→ ASSIGNMENT
Could you copy the data that follows exactly as written, but drop the pictures?

→ RECORD EXCERPTS
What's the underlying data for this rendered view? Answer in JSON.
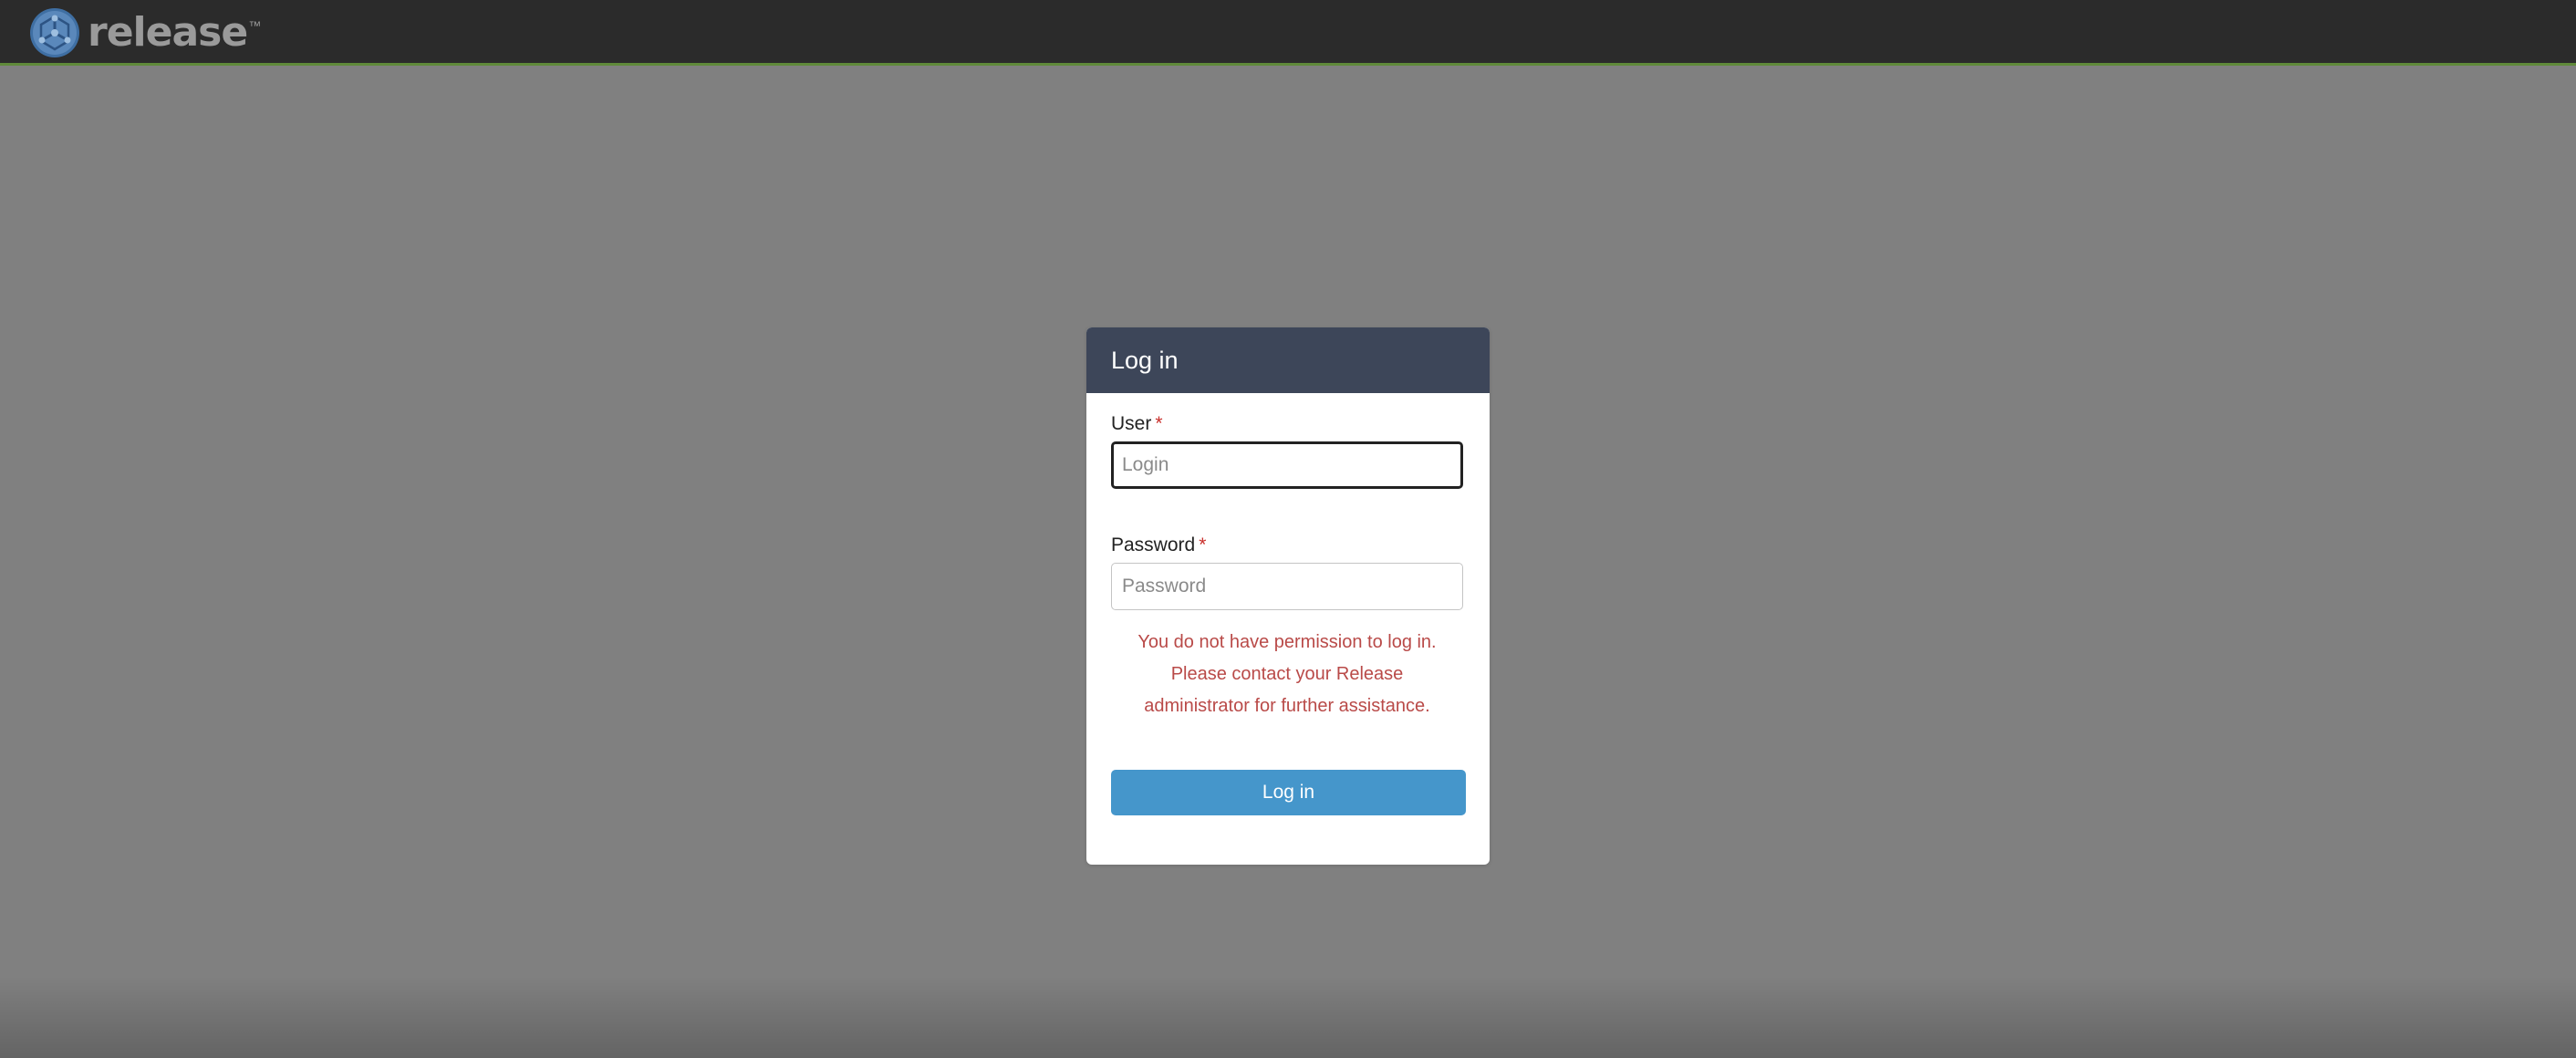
{
  "app": {
    "brand_name": "release",
    "brand_trademark": "™",
    "logo_icon": "release-cube-logo-icon"
  },
  "colors": {
    "page_background": "#808080",
    "topbar_background": "#2b2b2b",
    "topbar_accent": "#5f8a3a",
    "card_header_background": "#3d4659",
    "primary_button": "#4596cb",
    "error_text": "#b94a48",
    "required_marker": "#c9302c"
  },
  "login": {
    "title": "Log in",
    "user_label": "User",
    "user_required": "*",
    "user_value": "",
    "user_placeholder": "Login",
    "password_label": "Password",
    "password_required": "*",
    "password_value": "",
    "password_placeholder": "Password",
    "error_line1": "You do not have permission to log in.",
    "error_line2": "Please contact your Release",
    "error_line3": "administrator for further assistance.",
    "submit_label": "Log in"
  }
}
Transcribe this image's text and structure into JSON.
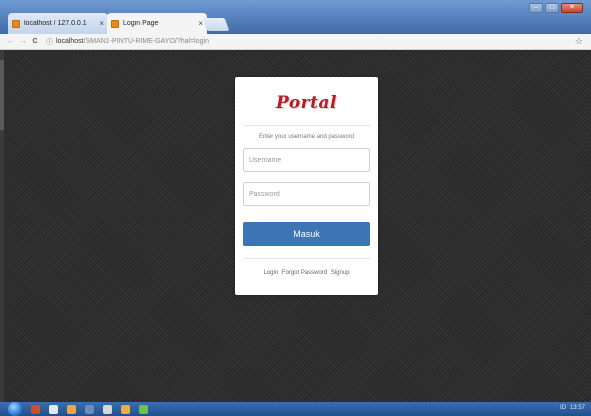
{
  "browser": {
    "tabs": [
      {
        "label": "localhost / 127.0.0.1",
        "active": false
      },
      {
        "label": "Login Page",
        "active": true
      }
    ],
    "tab_close": "×",
    "window_controls": {
      "minimize": "–",
      "maximize": "□",
      "close": "✕"
    },
    "nav": {
      "back": "←",
      "forward": "→",
      "reload": "C",
      "info": "ⓘ"
    },
    "url": {
      "host": "localhost",
      "path": "/SMAN1-PINTU-RIME-GAYO/?hal=login"
    },
    "bookmark_star": "☆"
  },
  "login": {
    "logo_text": "Portal",
    "subtitle": "Enter your username and password",
    "username_placeholder": "Username",
    "password_placeholder": "Password",
    "submit_label": "Masuk",
    "links": {
      "login": "Login",
      "forgot": "Forgot Password",
      "signup": "Signup"
    }
  },
  "taskbar": {
    "tray_text": "ID",
    "clock": "13:57"
  },
  "colors": {
    "page_background": "#2e2e2e",
    "submit_button": "#3c74b5",
    "logo": "#b01d2c"
  }
}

→ REPLY TO THE EXERCISE
What's the underlying data for this rendered view? Answer in JSON.
{
  "app": {
    "brand_name": "release",
    "brand_trademark": "™",
    "logo_icon": "release-cube-logo-icon"
  },
  "colors": {
    "page_background": "#808080",
    "topbar_background": "#2b2b2b",
    "topbar_accent": "#5f8a3a",
    "card_header_background": "#3d4659",
    "primary_button": "#4596cb",
    "error_text": "#b94a48",
    "required_marker": "#c9302c"
  },
  "login": {
    "title": "Log in",
    "user_label": "User",
    "user_required": "*",
    "user_value": "",
    "user_placeholder": "Login",
    "password_label": "Password",
    "password_required": "*",
    "password_value": "",
    "password_placeholder": "Password",
    "error_line1": "You do not have permission to log in.",
    "error_line2": "Please contact your Release",
    "error_line3": "administrator for further assistance.",
    "submit_label": "Log in"
  }
}
Transcribe this image's text and structure into JSON.
{
  "browser": {
    "tabs": [
      {
        "label": "localhost / 127.0.0.1",
        "active": false
      },
      {
        "label": "Login Page",
        "active": true
      }
    ],
    "tab_close": "×",
    "window_controls": {
      "minimize": "–",
      "maximize": "□",
      "close": "✕"
    },
    "nav": {
      "back": "←",
      "forward": "→",
      "reload": "C",
      "info": "ⓘ"
    },
    "url": {
      "host": "localhost",
      "path": "/SMAN1-PINTU-RIME-GAYO/?hal=login"
    },
    "bookmark_star": "☆"
  },
  "login": {
    "logo_text": "Portal",
    "subtitle": "Enter your username and password",
    "username_placeholder": "Username",
    "password_placeholder": "Password",
    "submit_label": "Masuk",
    "links": {
      "login": "Login",
      "forgot": "Forgot Password",
      "signup": "Signup"
    }
  },
  "taskbar": {
    "tray_text": "ID",
    "clock": "13:57"
  },
  "colors": {
    "page_background": "#2e2e2e",
    "submit_button": "#3c74b5",
    "logo": "#b01d2c"
  }
}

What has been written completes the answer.